jimbopalmer
Tsar of all the Rushers

join:2008-06-02
Greenwood, MS
kudos:3
Reviews:
·Suddenlink
Spanning Tree Protocol is meant to find and eliminate loops in your network.

Some device has found loops, but no device is eliminating them.

I would make sure there is never two paths to the same destination.

»en.wikipedia.org/wiki/Spanning_T ··· Protocol
--
I tried to remain child-like, all I achieved was childish.

HELLFIRE
Premium
join:2009-11-25
kudos:19
reply to astroroxy7
Second jimbopalmer See Profile 's comments. STP runs BY DESIGN on every switch out there. If you want to see
what a network looks like without it, try Youtube for "broadcast storm," and THEN tell me you want to turn it off.

You want to define your problem better than "My network will randomly go full throttle like a dos" [sic]?
A better description would be "website x should take y minutes and is now taking z minutes" or something
similar. Right now all you have is pure speculation.

Regards

astroroxy7

join:2010-09-23
reply to astroroxy7
Are you sure stp runs on all switches? How can unmanaged switches have it, I thought you need to setup the bridge, etc.
I say full throttle because all of the status lights on all devices and the switch blink like crazy at the same rate, and no device can access the web, or even the router interface.

I don't think its some one else doing a dos, I think its just a hardware failure dos, not intentional.

Thanks for the reply

annoyingrob

join:2007-03-27
Calgary, AB
said by astroroxy7:

Are you sure stp runs on all switches? How can unmanaged switches have it,

Unmanaged switches DONT have it.

How is your network set up? You almost certainly have some sort of switching loop. Eg, maybe two switches with 2 cables connected between them, or a single computer with 2 network cards plugged in at once (like a wifi card AND a wired card connected)

astroroxy7

join:2010-09-23
reply to astroroxy7
I think I fixed it, There is no switching loops, But I did get a new ap and that's when it started, so I turned ON STP on the ap and what do you know? It stopped. I think maybe the firmware on the ap had the on and off switched. Thanks for your help =)

HELLFIRE
Premium
join:2009-11-25
kudos:19
reply to astroroxy7
Very sure unmanaged switches have STP... otherwise you've got yourself a very dumb layer1 hub.
As jimbopalmer mentioned, STP is to make sure there are no loops within the network at layer 2;
switches operate at layer 2.

How did you wire in the switch and AP? Did you run more than one cable between the two?

Regards


mackey
Premium
join:2007-08-20
kudos:14
said by HELLFIRE:

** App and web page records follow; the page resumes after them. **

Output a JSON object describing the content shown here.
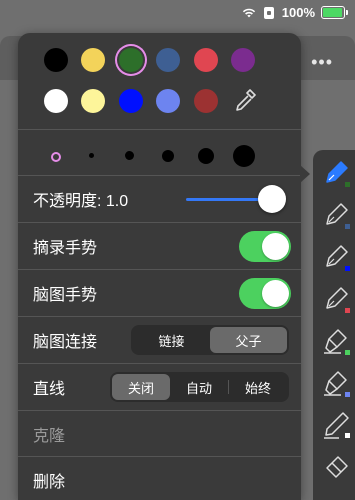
{
  "status": {
    "battery": "100%"
  },
  "colors": {
    "row1": [
      "#000000",
      "#f3d35a",
      "#2d6f2a",
      "#3e5f93",
      "#e04651",
      "#7b2c8f"
    ],
    "row2": [
      "#ffffff",
      "#fdf59a",
      "#0010ff",
      "#6d84f0",
      "#9c3232"
    ],
    "selected_index": 2,
    "eyedropper_icon": "eyedropper-icon"
  },
  "stroke_sizes": [
    "xs",
    "s",
    "m",
    "l",
    "xl",
    "xxl"
  ],
  "opacity": {
    "label": "不透明度: 1.0",
    "value": 1.0
  },
  "excerpt_gesture": {
    "label": "摘录手势",
    "on": true
  },
  "mindmap_gesture": {
    "label": "脑图手势",
    "on": true
  },
  "mindmap_link": {
    "label": "脑图连接",
    "options": [
      "链接",
      "父子"
    ],
    "selected": "父子"
  },
  "line": {
    "label": "直线",
    "options": [
      "关闭",
      "自动",
      "始终"
    ],
    "selected": "关闭"
  },
  "clone": {
    "label": "克隆"
  },
  "delete": {
    "label": "删除"
  },
  "tools": [
    {
      "name": "pen-icon",
      "mark": "#2d6f2a",
      "active": true
    },
    {
      "name": "pen-icon",
      "mark": "#3e5f93"
    },
    {
      "name": "pen-icon",
      "mark": "#0010ff"
    },
    {
      "name": "pen-icon",
      "mark": "#e04651"
    },
    {
      "name": "highlighter-icon",
      "mark": "#4cd15f"
    },
    {
      "name": "highlighter-icon",
      "mark": "#6d84f0"
    },
    {
      "name": "pencil-icon",
      "mark": "#ffffff"
    },
    {
      "name": "eraser-icon"
    }
  ]
}
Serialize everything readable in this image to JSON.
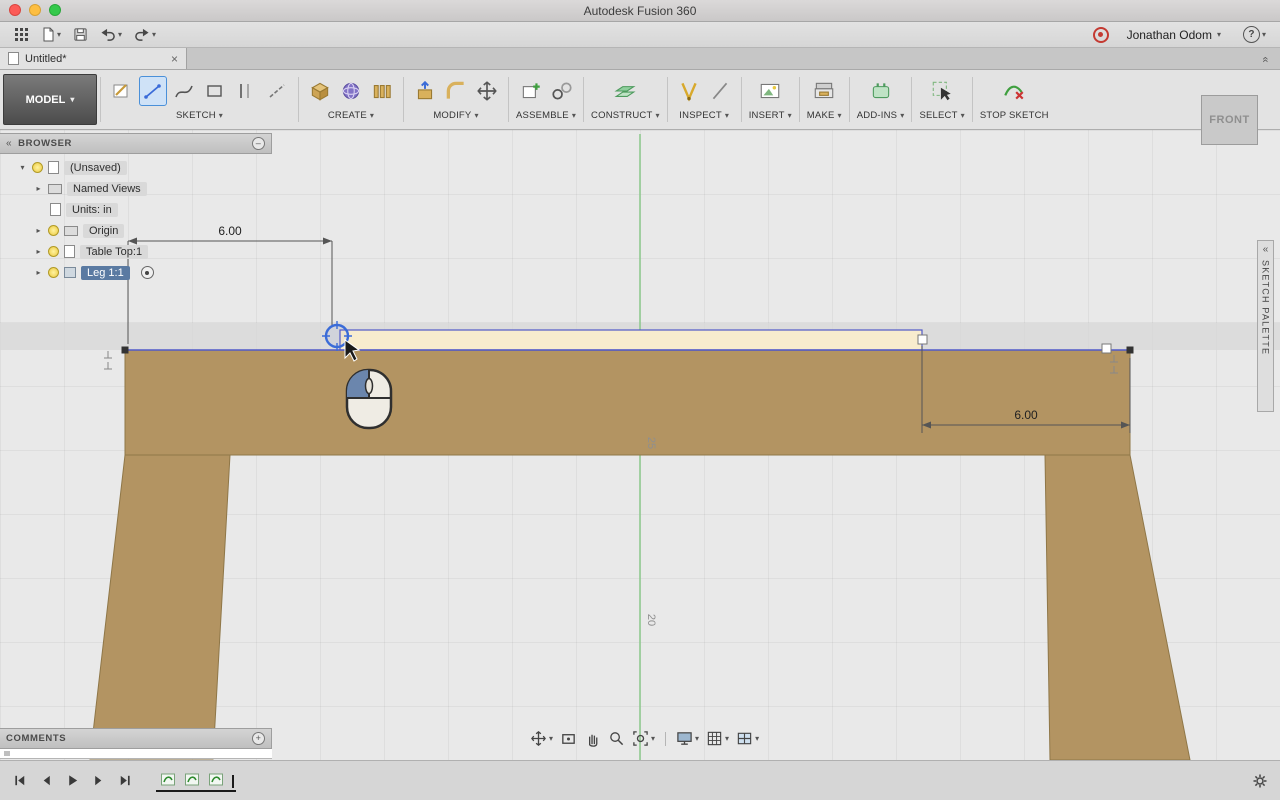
{
  "colors": {
    "wood": "#b39462",
    "wood_edge": "#8f7748",
    "highlight": "#f8ecce",
    "sketch_blue": "#5059c9",
    "axis_green": "#8bc88b",
    "selection_chip": "#5a7aa2",
    "record_red": "#c43a32",
    "active_tool_blue": "#4a90d9"
  },
  "titlebar": {
    "title": "Autodesk Fusion 360"
  },
  "appbar": {
    "user": "Jonathan Odom"
  },
  "tabbar": {
    "tab_title": "Untitled*"
  },
  "ribbon": {
    "model_label": "MODEL",
    "groups": [
      {
        "label": "SKETCH"
      },
      {
        "label": "CREATE"
      },
      {
        "label": "MODIFY"
      },
      {
        "label": "ASSEMBLE"
      },
      {
        "label": "CONSTRUCT"
      },
      {
        "label": "INSPECT"
      },
      {
        "label": "INSERT"
      },
      {
        "label": "MAKE"
      },
      {
        "label": "ADD-INS"
      },
      {
        "label": "SELECT"
      }
    ],
    "stop_sketch_label": "STOP SKETCH"
  },
  "viewcube": {
    "face": "FRONT"
  },
  "browser": {
    "title": "BROWSER",
    "items": [
      {
        "label": "(Unsaved)"
      },
      {
        "label": "Named Views"
      },
      {
        "label": "Units: in"
      },
      {
        "label": "Origin"
      },
      {
        "label": "Table Top:1"
      },
      {
        "label": "Leg 1:1"
      }
    ]
  },
  "sketch_palette": {
    "title": "SKETCH PALETTE"
  },
  "comments": {
    "title": "COMMENTS"
  },
  "canvas": {
    "dimension_top": "6.00",
    "dimension_right": "6.00",
    "axis_label_upper": "25",
    "axis_label_lower": "20"
  }
}
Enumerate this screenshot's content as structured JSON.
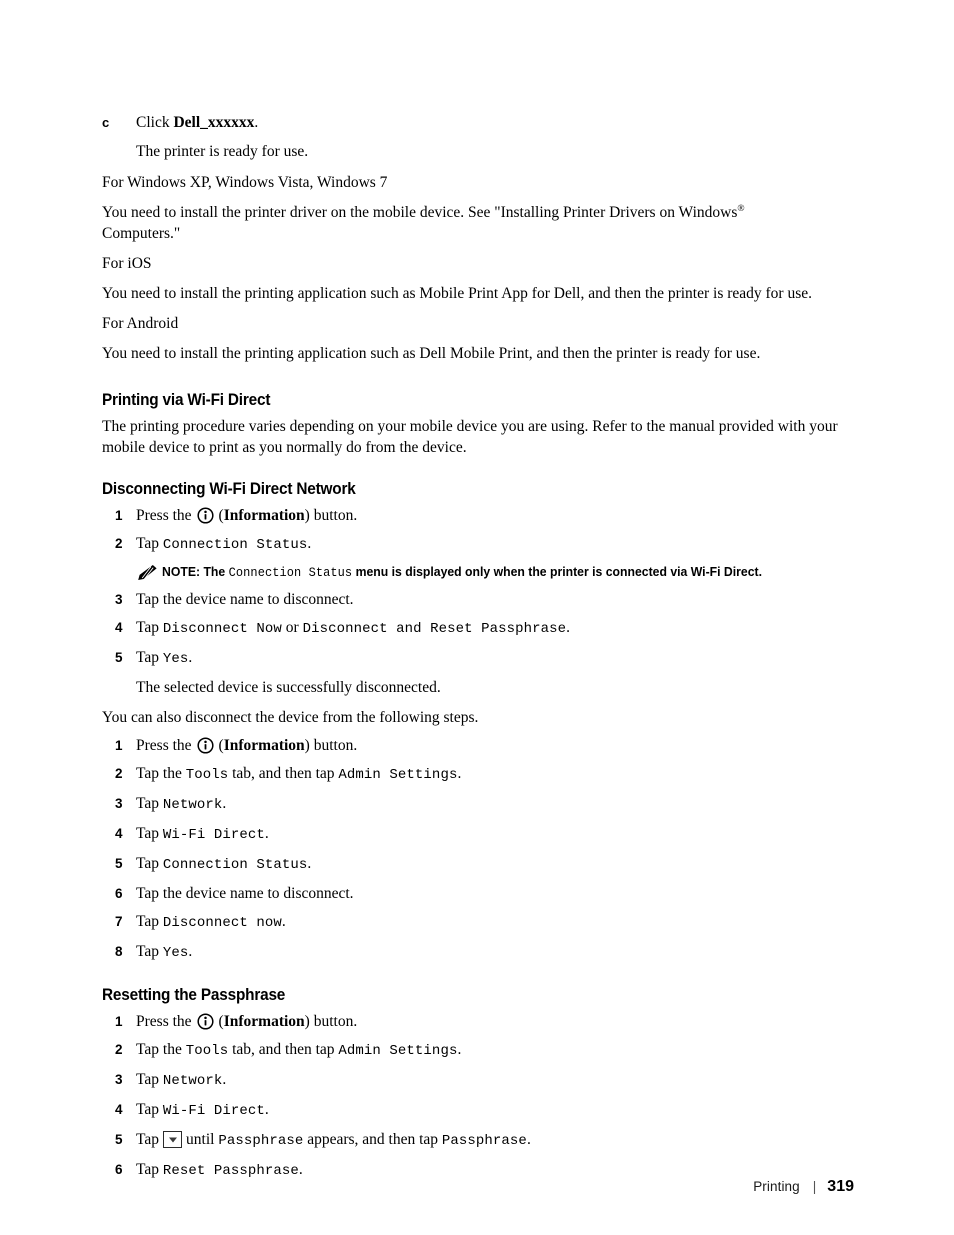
{
  "document": {
    "page_number": "319",
    "footer_label": "Printing",
    "footer_separator": "|"
  },
  "top_section": {
    "letter_step": {
      "marker": "c",
      "text_prefix": "Click ",
      "bold_text": "Dell_xxxxxx",
      "text_suffix": "."
    },
    "letter_step_note": "The printer is ready for use.",
    "windows_heading": "For Windows XP, Windows Vista, Windows 7",
    "windows_body_part1": "You need to install the printer driver on the mobile device. See \"Installing Printer Drivers on Windows",
    "windows_body_reg": "®",
    "windows_body_part2": "Computers.\"",
    "ios_heading": "For iOS",
    "ios_body": "You need to install the printing application such as Mobile Print App for Dell, and then the printer is ready for use.",
    "android_heading": "For Android",
    "android_body": "You need to install the printing application such as Dell Mobile Print, and then the printer is ready for use."
  },
  "printing_via_wifi_direct": {
    "heading": "Printing via Wi-Fi Direct",
    "body": "The printing procedure varies depending on your mobile device you are using. Refer to the manual provided with your mobile device to print as you normally do from the device."
  },
  "disconnecting": {
    "heading": "Disconnecting Wi-Fi Direct Network",
    "steps": [
      {
        "num": "1",
        "pre": "Press the",
        "icon": "information-icon",
        "paren_open": "(",
        "bold": "Information",
        "paren_close": ") button."
      },
      {
        "num": "2",
        "pre": "Tap ",
        "mono1": "Connection Status",
        "post": "."
      },
      {
        "num": "3",
        "pre": "Tap the device name to disconnect."
      },
      {
        "num": "4",
        "pre": "Tap ",
        "mono1": "Disconnect Now",
        "mid": " or ",
        "mono2": "Disconnect and Reset Passphrase",
        "post": "."
      },
      {
        "num": "5",
        "pre": "Tap ",
        "mono1": "Yes",
        "post": "."
      }
    ],
    "note": {
      "label": "NOTE:",
      "text_pre": " The ",
      "mono": "Connection Status",
      "text_post": " menu is displayed only when the printer is connected via Wi-Fi Direct."
    },
    "step5_result": "The selected device is successfully disconnected."
  },
  "alternate_disconnect": {
    "intro": "You can also disconnect the device from the following steps.",
    "steps": [
      {
        "num": "1",
        "pre": "Press the",
        "icon": "information-icon",
        "paren_open": "(",
        "bold": "Information",
        "paren_close": ") button."
      },
      {
        "num": "2",
        "pre": "Tap the ",
        "mono1": "Tools",
        "mid": " tab, and then tap ",
        "mono2": "Admin Settings",
        "post": "."
      },
      {
        "num": "3",
        "pre": "Tap ",
        "mono1": "Network",
        "post": "."
      },
      {
        "num": "4",
        "pre": "Tap ",
        "mono1": "Wi-Fi Direct",
        "post": "."
      },
      {
        "num": "5",
        "pre": "Tap ",
        "mono1": "Connection Status",
        "post": "."
      },
      {
        "num": "6",
        "pre": "Tap the device name to disconnect."
      },
      {
        "num": "7",
        "pre": "Tap ",
        "mono1": "Disconnect now",
        "post": "."
      },
      {
        "num": "8",
        "pre": "Tap ",
        "mono1": "Yes",
        "post": "."
      }
    ]
  },
  "resetting_passphrase": {
    "heading": "Resetting the Passphrase",
    "steps": [
      {
        "num": "1",
        "pre": "Press the",
        "icon": "information-icon",
        "paren_open": "(",
        "bold": "Information",
        "paren_close": ") button."
      },
      {
        "num": "2",
        "pre": "Tap the ",
        "mono1": "Tools",
        "mid": " tab, and then tap ",
        "mono2": "Admin Settings",
        "post": "."
      },
      {
        "num": "3",
        "pre": "Tap ",
        "mono1": "Network",
        "post": "."
      },
      {
        "num": "4",
        "pre": "Tap ",
        "mono1": "Wi-Fi Direct",
        "post": "."
      },
      {
        "num": "5",
        "pre": "Tap",
        "icon": "down-arrow-button-icon",
        "mid_pre": "until ",
        "mono1": "Passphrase",
        "mid": " appears, and then tap ",
        "mono2": "Passphrase",
        "post": "."
      },
      {
        "num": "6",
        "pre": "Tap ",
        "mono1": "Reset Passphrase",
        "post": "."
      }
    ]
  }
}
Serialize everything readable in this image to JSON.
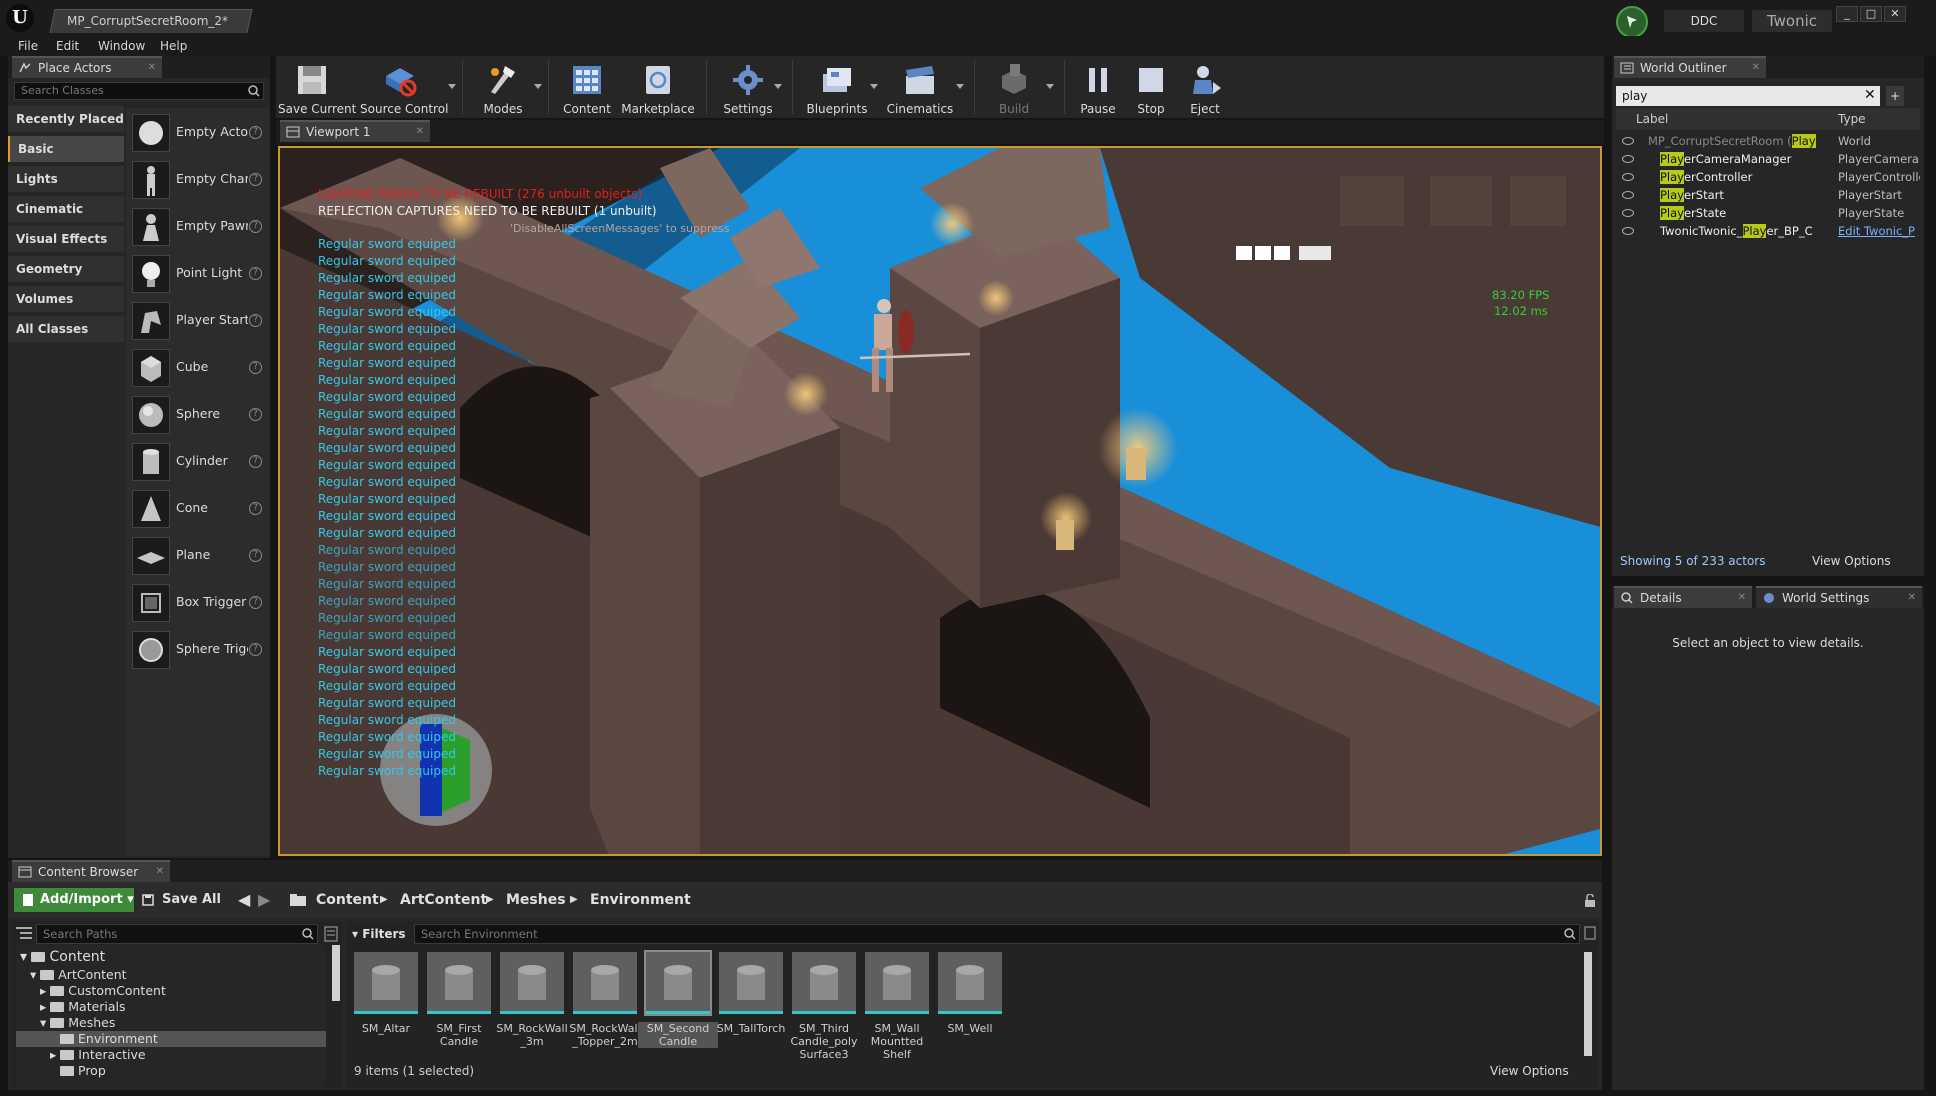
{
  "title_bar": {
    "document_tab": "MP_CorruptSecretRoom_2*",
    "ddc_label": "DDC",
    "project_name": "Twonic"
  },
  "menu": [
    "File",
    "Edit",
    "Window",
    "Help"
  ],
  "place_actors": {
    "tab_label": "Place Actors",
    "search_placeholder": "Search Classes",
    "categories": [
      "Recently Placed",
      "Basic",
      "Lights",
      "Cinematic",
      "Visual Effects",
      "Geometry",
      "Volumes",
      "All Classes"
    ],
    "selected_category": "Basic",
    "actors": [
      "Empty Actor",
      "Empty Character",
      "Empty Pawn",
      "Point Light",
      "Player Start",
      "Cube",
      "Sphere",
      "Cylinder",
      "Cone",
      "Plane",
      "Box Trigger",
      "Sphere Trigger"
    ]
  },
  "toolbar": {
    "buttons": [
      "Save Current",
      "Source Control",
      "Modes",
      "Content",
      "Marketplace",
      "Settings",
      "Blueprints",
      "Cinematics",
      "Build",
      "Pause",
      "Stop",
      "Eject"
    ]
  },
  "viewport": {
    "tab_label": "Viewport 1",
    "lighting_warning": "LIGHTING NEEDS TO BE REBUILT (276 unbuilt objects)",
    "reflection_warning": "REFLECTION CAPTURES NEED TO BE REBUILT (1 unbuilt)",
    "suppress_hint": "'DisableAllScreenMessages' to suppress",
    "debug_message": "Regular sword equiped",
    "fps": "83.20 FPS",
    "ms": "12.02 ms",
    "accent_color": "#c89a2e",
    "message_color": "#35c8e8",
    "warning_color": "#e02020",
    "stats_color": "#35d035"
  },
  "world_outliner": {
    "tab_label": "World Outliner",
    "search_value": "play",
    "col_label": "Label",
    "col_type": "Type",
    "rows": [
      {
        "label": "MP_CorruptSecretRoom (Play",
        "highlight": "",
        "type": "World"
      },
      {
        "label": "PlayerCameraManager",
        "highlight": "Play",
        "type": "PlayerCameraM"
      },
      {
        "label": "PlayerController",
        "highlight": "Play",
        "type": "PlayerControlle"
      },
      {
        "label": "PlayerStart",
        "highlight": "Play",
        "type": "PlayerStart"
      },
      {
        "label": "PlayerState",
        "highlight": "Play",
        "type": "PlayerState"
      },
      {
        "label": "TwonicTwonic_Player_BP_C",
        "highlight": "",
        "type": "Edit Twonic_P"
      }
    ],
    "status": "Showing 5 of 233 actors",
    "view_options": "View Options"
  },
  "details": {
    "tab_label": "Details",
    "world_settings_tab": "World Settings",
    "empty_text": "Select an object to view details."
  },
  "content_browser": {
    "tab_label": "Content Browser",
    "add_import": "Add/Import",
    "save_all": "Save All",
    "breadcrumb": [
      "Content",
      "ArtContent",
      "Meshes",
      "Environment"
    ],
    "search_paths_placeholder": "Search Paths",
    "filters_label": "Filters",
    "search_assets_placeholder": "Search Environment",
    "tree": [
      {
        "name": "Content",
        "depth": 0
      },
      {
        "name": "ArtContent",
        "depth": 1
      },
      {
        "name": "CustomContent",
        "depth": 2
      },
      {
        "name": "Materials",
        "depth": 2
      },
      {
        "name": "Meshes",
        "depth": 2
      },
      {
        "name": "Environment",
        "depth": 3
      },
      {
        "name": "Interactive",
        "depth": 3
      },
      {
        "name": "Prop",
        "depth": 3
      }
    ],
    "selected_folder": "Environment",
    "assets": [
      "SM_Altar",
      "SM_First Candle",
      "SM_RockWall _3m",
      "SM_RockWall _Topper_2m",
      "SM_Second Candle",
      "SM_TallTorch",
      "SM_Third Candle_poly Surface3",
      "SM_Wall Mountted Shelf",
      "SM_Well"
    ],
    "selected_asset": "SM_Second Candle",
    "item_count": "9 items (1 selected)",
    "view_options": "View Options"
  }
}
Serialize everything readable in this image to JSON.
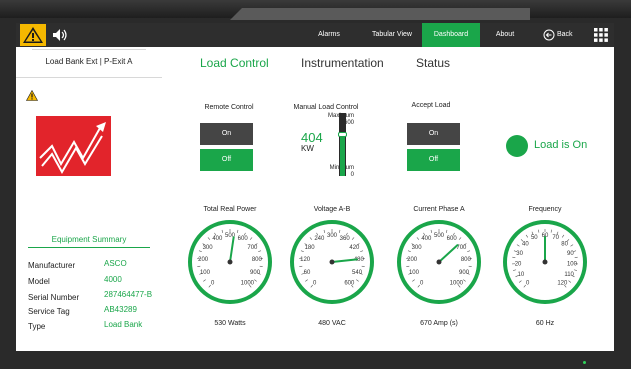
{
  "nav": {
    "items": [
      {
        "label": "Alarms"
      },
      {
        "label": "Tabular View"
      },
      {
        "label": "Dashboard",
        "active": true
      },
      {
        "label": "About"
      }
    ],
    "back_label": "Back"
  },
  "device": {
    "title": "Load Bank Ext | P-Exit A"
  },
  "summary": {
    "title": "Equipment Summary",
    "rows": [
      {
        "label": "Manufacturer",
        "value": "ASCO"
      },
      {
        "label": "Model",
        "value": "4000"
      },
      {
        "label": "Serial Number",
        "value": "287464477-B"
      },
      {
        "label": "Service Tag",
        "value": "AB43289"
      },
      {
        "label": "Type",
        "value": "Load Bank"
      }
    ]
  },
  "tabs": [
    {
      "label": "Load Control",
      "active": true
    },
    {
      "label": "Instrumentation"
    },
    {
      "label": "Status"
    }
  ],
  "remote_control": {
    "label": "Remote Control",
    "on_label": "On",
    "off_label": "Off",
    "selected": "Off"
  },
  "manual_load": {
    "label": "Manual Load Control",
    "max_label": "Maximum",
    "max_value": "600",
    "min_label": "Minimum",
    "min_value": "0",
    "value": "404",
    "unit": "KW",
    "level": 0.67
  },
  "accept_load": {
    "label": "Accept Load",
    "on_label": "On",
    "off_label": "Off",
    "selected": "Off"
  },
  "status": {
    "text": "Load is On",
    "color": "#1aa64a"
  },
  "gauges": [
    {
      "title": "Total Real Power",
      "ticks": [
        "0",
        "100",
        "200",
        "300",
        "400",
        "500",
        "600",
        "700",
        "800",
        "900",
        "1000"
      ],
      "min": 0,
      "max": 1000,
      "value": 530,
      "reading": "530 Watts"
    },
    {
      "title": "Voltage A-B",
      "ticks": [
        "0",
        "60",
        "120",
        "180",
        "240",
        "300",
        "360",
        "420",
        "480",
        "540",
        "600"
      ],
      "min": 0,
      "max": 600,
      "value": 480,
      "reading": "480 VAC"
    },
    {
      "title": "Current Phase A",
      "ticks": [
        "0",
        "100",
        "200",
        "300",
        "400",
        "500",
        "600",
        "700",
        "800",
        "900",
        "1000"
      ],
      "min": 0,
      "max": 1000,
      "value": 670,
      "reading": "670 Amp (s)"
    },
    {
      "title": "Frequency",
      "ticks": [
        "0",
        "10",
        "20",
        "30",
        "40",
        "50",
        "60",
        "70",
        "80",
        "90",
        "100",
        "110",
        "120"
      ],
      "min": 0,
      "max": 120,
      "value": 60,
      "reading": "60 Hz"
    }
  ],
  "colors": {
    "accent": "#1aa64a",
    "warning": "#f5b800",
    "logo": "#e2242b",
    "navbar": "#2e2e2e"
  },
  "icons": {
    "warning": "warning-icon",
    "sound": "speaker-icon",
    "back": "back-arrow-icon",
    "grid": "grid-menu-icon",
    "logo": "trend-chart-logo"
  }
}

Very sure unmanaged switches have STP... otherwise you've got yourself a very dumb layer1 hub.
As jimbopalmer mentioned, STP is to make sure there are no loops within the network at layer 2;
switches operate at layer 2.

How did you wire in the switch and AP? Did you run more than one cable between the two?

No, unmanaged switches do NOT do STP. Only managed or "smart" switched do. It's a switch because it does "store and forward" - aka it buffers packets if the destination port is in use. A dumb hub doesn't buffer and tries to pass it on immediately which results in a collision.

Wireless router? A computer/device could very well be bridging the wired and wireless networks in a 2nd place thus causing the broadcast storm.

/M

HELLFIRE
Premium
join:2009-11-25
kudos:19
Umm, hate to burst your bubble mackey See Profile but those three things you just slapped together
have nothing to do with one another or STP. Feel free to grab a computer, plug it into a home
router / gateway and run wireshark... guess what you get, alot of BPDU frames, which is the unmanaged
switch portion of the device doing STP.

Regards


mackey
Premium
join:2007-08-20
kudos:14
I hate to burst YOUR bubble HELLFIRE See Profile but you are the one who's wrong. My computer is plugged into a unmanaged switch (D-link DGS-2208) which is chained off a DIR-855 wireless router and I've been running wireshark for the last 15 minutes and there has not been a single BPDU frame.

You do mention something which might be where your confusion is - the home router / gateway. Linux based router/gateways use a Linux Ethernet Bridge to bridge the wired to the wireless, and by default Linux has STP turned on. Those BPDU frames you're seeing are NOT from the unmanaged switch portion, but from the wired<->wireless bridge.

The only error in my last post is I didn't mention how switches "listen in" on traffic to learn MAC addresses so they can forward a packet to the single port instead of broadcasting it to all ports.

/M

cramer
Premium
join:2007-04-10
Raleigh, NC
kudos:9
reply to HELLFIRE

guess what you get, alot of BPDU frames, which is the unmanaged switch portion of the device doing STP.

You are mistaken, sir. STP is a host-cpu function. It is NOT a function provided by the switch SoC, but is a service manged by a host-side cpu connected to the SoC (commonly, simple PCI bus.) In other words, a "managed switch". The cheap 50$ netgear on the shelf at Best Buy is not a managed switch, and does not run STP. Yes, this makes it more a "hub" than traditional "switch", but it's still a switch. (what would've been called a bridge in ye'olden days)

The sending and processing of BPDUs, and thus loop detection, is done in software. And for the record, some people *cough*Avaya*cough* have gotten it very wrong. (igmp queries not being blocked by stp "blocked" ports)

HELLFIRE
Premium
join:2009-11-25
kudos:19
@cramer
....well, at least I didn't get the third degree from you about how an ASIC is not a CPU...

So to amend my earlier statement

quote:
STP runs by design on every switch out there when the manufacturer deigns to put it in
I'm still curious what kind of AP the OP has that had the option to turn on STP like that.
OP care to fill us in?

Regards